*Exercise details*:
I'd like the entire listing output verbatim, apart from the pictures.

################

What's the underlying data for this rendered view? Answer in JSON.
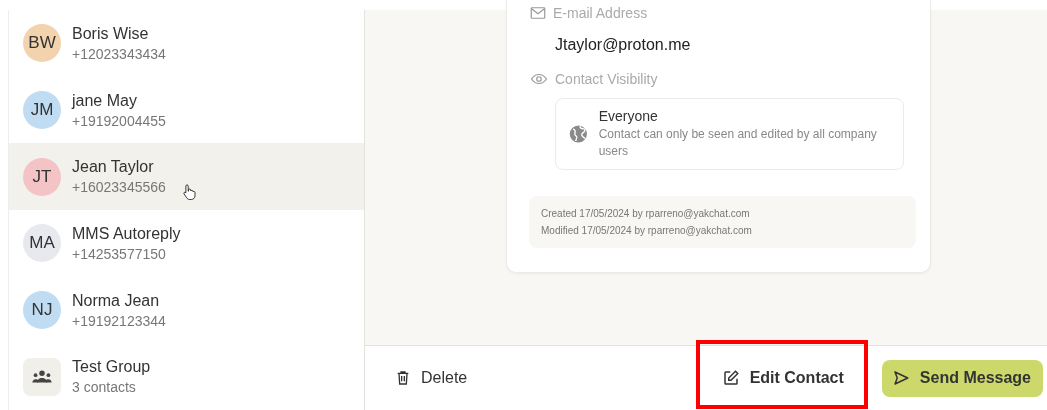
{
  "contacts": [
    {
      "kind": "person",
      "initials": "BW",
      "name": "Boris Wise",
      "detail": "+12023343434",
      "color": "#f2d3ae",
      "selected": false
    },
    {
      "kind": "person",
      "initials": "JM",
      "name": "jane May",
      "detail": "+19192004455",
      "color": "#bfdcf3",
      "selected": false
    },
    {
      "kind": "person",
      "initials": "JT",
      "name": "Jean Taylor",
      "detail": "+16023345566",
      "color": "#f3c3c5",
      "selected": true
    },
    {
      "kind": "person",
      "initials": "MA",
      "name": "MMS Autoreply",
      "detail": "+14253577150",
      "color": "#e8e9ee",
      "selected": false
    },
    {
      "kind": "person",
      "initials": "NJ",
      "name": "Norma Jean",
      "detail": "+19192123344",
      "color": "#bfdcf3",
      "selected": false
    },
    {
      "kind": "group",
      "name": "Test Group",
      "detail": "3 contacts",
      "selected": false
    }
  ],
  "details": {
    "email_label": "E-mail Address",
    "email": "Jtaylor@proton.me",
    "visibility_label": "Contact Visibility",
    "visibility": {
      "title": "Everyone",
      "description": "Contact can only be seen and edited by all company users"
    },
    "meta": [
      "Created 17/05/2024 by rparreno@yakchat.com",
      "Modified 17/05/2024 by rparreno@yakchat.com"
    ]
  },
  "actions": {
    "delete": "Delete",
    "edit": "Edit Contact",
    "send": "Send Message"
  }
}
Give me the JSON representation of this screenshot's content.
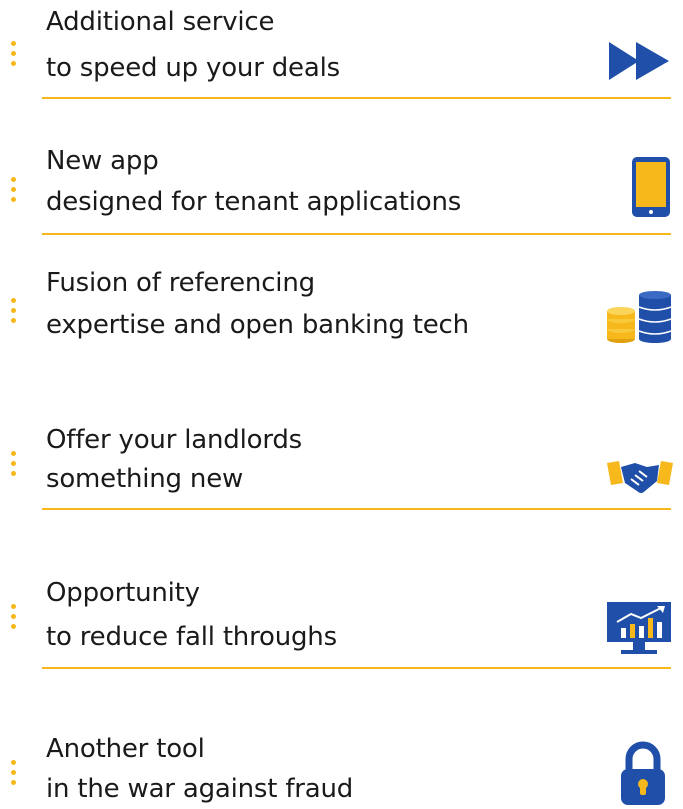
{
  "colors": {
    "accent": "#f6b81a",
    "primary": "#1f4fa8",
    "text": "#1a1a1a"
  },
  "features": [
    {
      "line1": "Additional service",
      "line2": "to speed up your deals",
      "icon": "fast-forward-icon"
    },
    {
      "line1": "New app",
      "line2": "designed for tenant applications",
      "icon": "tablet-icon"
    },
    {
      "line1": "Fusion of referencing",
      "line2": "expertise and open banking tech",
      "icon": "coins-stack-icon"
    },
    {
      "line1": "Offer your landlords",
      "line2": "something new",
      "icon": "handshake-icon"
    },
    {
      "line1": "Opportunity",
      "line2": "to reduce fall throughs",
      "icon": "growth-chart-monitor-icon"
    },
    {
      "line1": "Another tool",
      "line2": "in the war against fraud",
      "icon": "padlock-icon"
    }
  ]
}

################

*Expected answer*:
What's the underlying data for this rendered view? Answer in JSON.
{
  "contacts": [
    {
      "kind": "person",
      "initials": "BW",
      "name": "Boris Wise",
      "detail": "+12023343434",
      "color": "#f2d3ae",
      "selected": false
    },
    {
      "kind": "person",
      "initials": "JM",
      "name": "jane May",
      "detail": "+19192004455",
      "color": "#bfdcf3",
      "selected": false
    },
    {
      "kind": "person",
      "initials": "JT",
      "name": "Jean Taylor",
      "detail": "+16023345566",
      "color": "#f3c3c5",
      "selected": true
    },
    {
      "kind": "person",
      "initials": "MA",
      "name": "MMS Autoreply",
      "detail": "+14253577150",
      "color": "#e8e9ee",
      "selected": false
    },
    {
      "kind": "person",
      "initials": "NJ",
      "name": "Norma Jean",
      "detail": "+19192123344",
      "color": "#bfdcf3",
      "selected": false
    },
    {
      "kind": "group",
      "name": "Test Group",
      "detail": "3 contacts",
      "selected": false
    }
  ],
  "details": {
    "email_label": "E-mail Address",
    "email": "Jtaylor@proton.me",
    "visibility_label": "Contact Visibility",
    "visibility": {
      "title": "Everyone",
      "description": "Contact can only be seen and edited by all company users"
    },
    "meta": [
      "Created 17/05/2024 by rparreno@yakchat.com",
      "Modified 17/05/2024 by rparreno@yakchat.com"
    ]
  },
  "actions": {
    "delete": "Delete",
    "edit": "Edit Contact",
    "send": "Send Message"
  }
}
Give me the JSON representation of this screenshot's content.
{
  "colors": {
    "accent": "#f6b81a",
    "primary": "#1f4fa8",
    "text": "#1a1a1a"
  },
  "features": [
    {
      "line1": "Additional service",
      "line2": "to speed up your deals",
      "icon": "fast-forward-icon"
    },
    {
      "line1": "New app",
      "line2": "designed for tenant applications",
      "icon": "tablet-icon"
    },
    {
      "line1": "Fusion of referencing",
      "line2": "expertise and open banking tech",
      "icon": "coins-stack-icon"
    },
    {
      "line1": "Offer your landlords",
      "line2": "something new",
      "icon": "handshake-icon"
    },
    {
      "line1": "Opportunity",
      "line2": "to reduce fall throughs",
      "icon": "growth-chart-monitor-icon"
    },
    {
      "line1": "Another tool",
      "line2": "in the war against fraud",
      "icon": "padlock-icon"
    }
  ]
}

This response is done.